(exampleproject)user@computer:~/projects/exampleproject$ pip install docopt Downloading/unpacking docopt Downloading docopt-0.6.2.tar.gz Running setup.py egg_info for package docopt Installing collected packages: docopt Running setup.py install for docopt Successfully installed docopt Cleaning up...
Notice where docopt was installed (~/projects/exampleproject/local/lib/python2.7/site-packages):
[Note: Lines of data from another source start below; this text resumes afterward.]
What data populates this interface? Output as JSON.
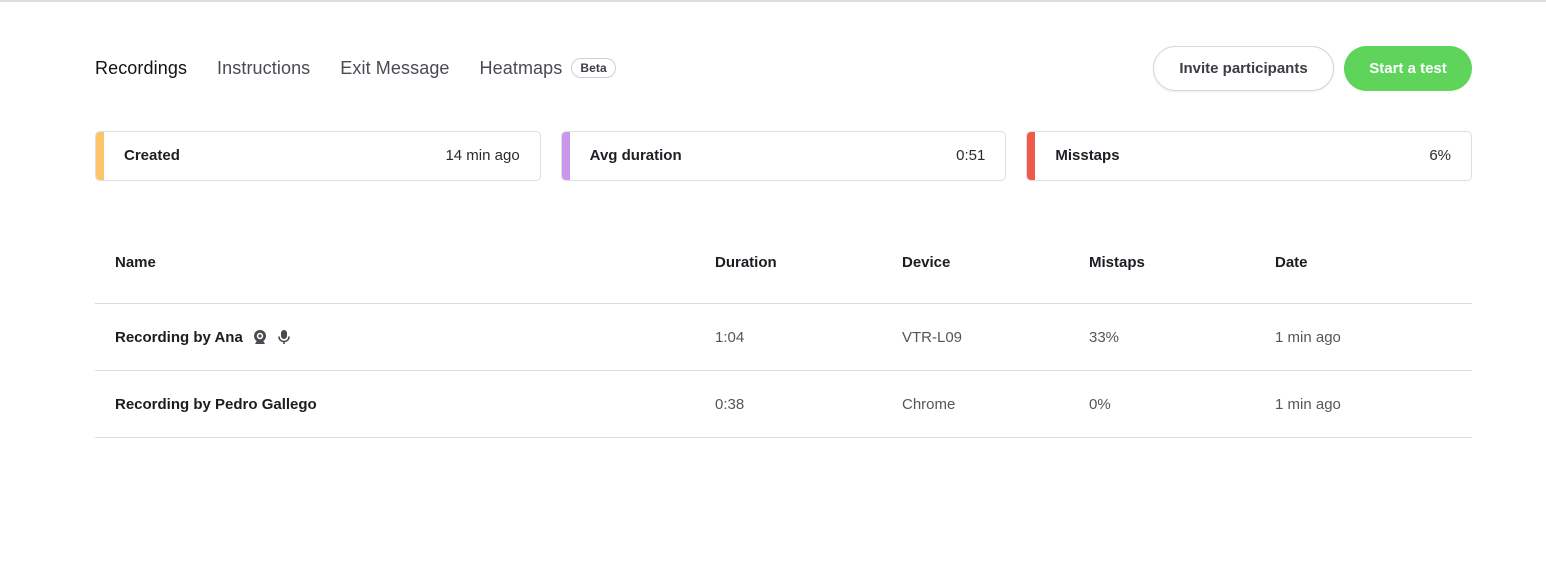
{
  "tabs": [
    {
      "label": "Recordings",
      "active": true
    },
    {
      "label": "Instructions",
      "active": false
    },
    {
      "label": "Exit Message",
      "active": false
    },
    {
      "label": "Heatmaps",
      "active": false,
      "badge": "Beta"
    }
  ],
  "actions": {
    "invite_label": "Invite participants",
    "start_label": "Start a test"
  },
  "stats": [
    {
      "label": "Created",
      "value": "14 min ago",
      "color": "#fcc56b"
    },
    {
      "label": "Avg duration",
      "value": "0:51",
      "color": "#c997ec"
    },
    {
      "label": "Misstaps",
      "value": "6%",
      "color": "#f05a4b"
    }
  ],
  "table": {
    "columns": [
      "Name",
      "Duration",
      "Device",
      "Mistaps",
      "Date"
    ],
    "rows": [
      {
        "name": "Recording by Ana",
        "duration": "1:04",
        "device": "VTR-L09",
        "mistaps": "33%",
        "date": "1 min ago",
        "icons": [
          "webcam-icon",
          "microphone-icon"
        ]
      },
      {
        "name": "Recording by Pedro Gallego",
        "duration": "0:38",
        "device": "Chrome",
        "mistaps": "0%",
        "date": "1 min ago",
        "icons": []
      }
    ]
  },
  "colors": {
    "accent_green": "#5fd45a",
    "border": "#dcdce0"
  }
}
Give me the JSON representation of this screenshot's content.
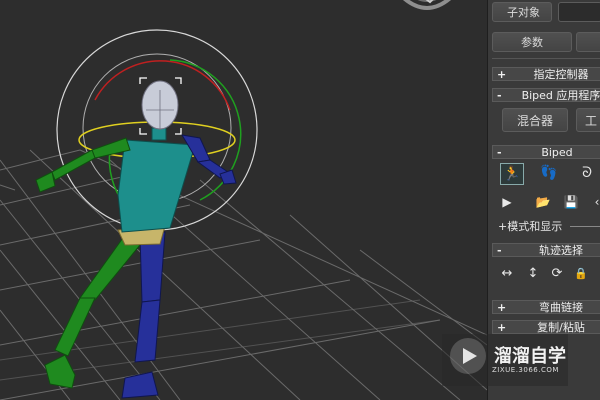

(exampleproject)user@computer:~/projects/exampleproject$ ls -l local/lib/python2.7/site-packages/docopt* -rw------- 1 user group 19946 Mar 8 23:12 local/lib/python2.7/site-packages/docopt.py -rw------- 1 user group 26140 Mar 8 23:12 local/lib/python2.7/site-packages/docopt.pyc local/lib/python2.7/site-packages/docopt-0.6.2-py2.7.egg-info: total 40 -rw------- 1 user group 1 Mar 8 23:12 dependency_links.txt -rw------- 1 user group 86 Mar 8 23:12 installed-files.txt -rw------- 1 user group 21525 Mar 8 23:12 PKG-INFO -rw------- 1 user group 651 Mar 8 23:12 SOURCES.txt -rw------- 1 user group 7 Mar 8 23:12 top_level.txt
To deactivate or stop working on your environment use the function that gets sourced when you activate your environment:
(exampleproject)user@computer:~/projects/exampleproject$ deactivate user@computer:~/projects/exampleproject$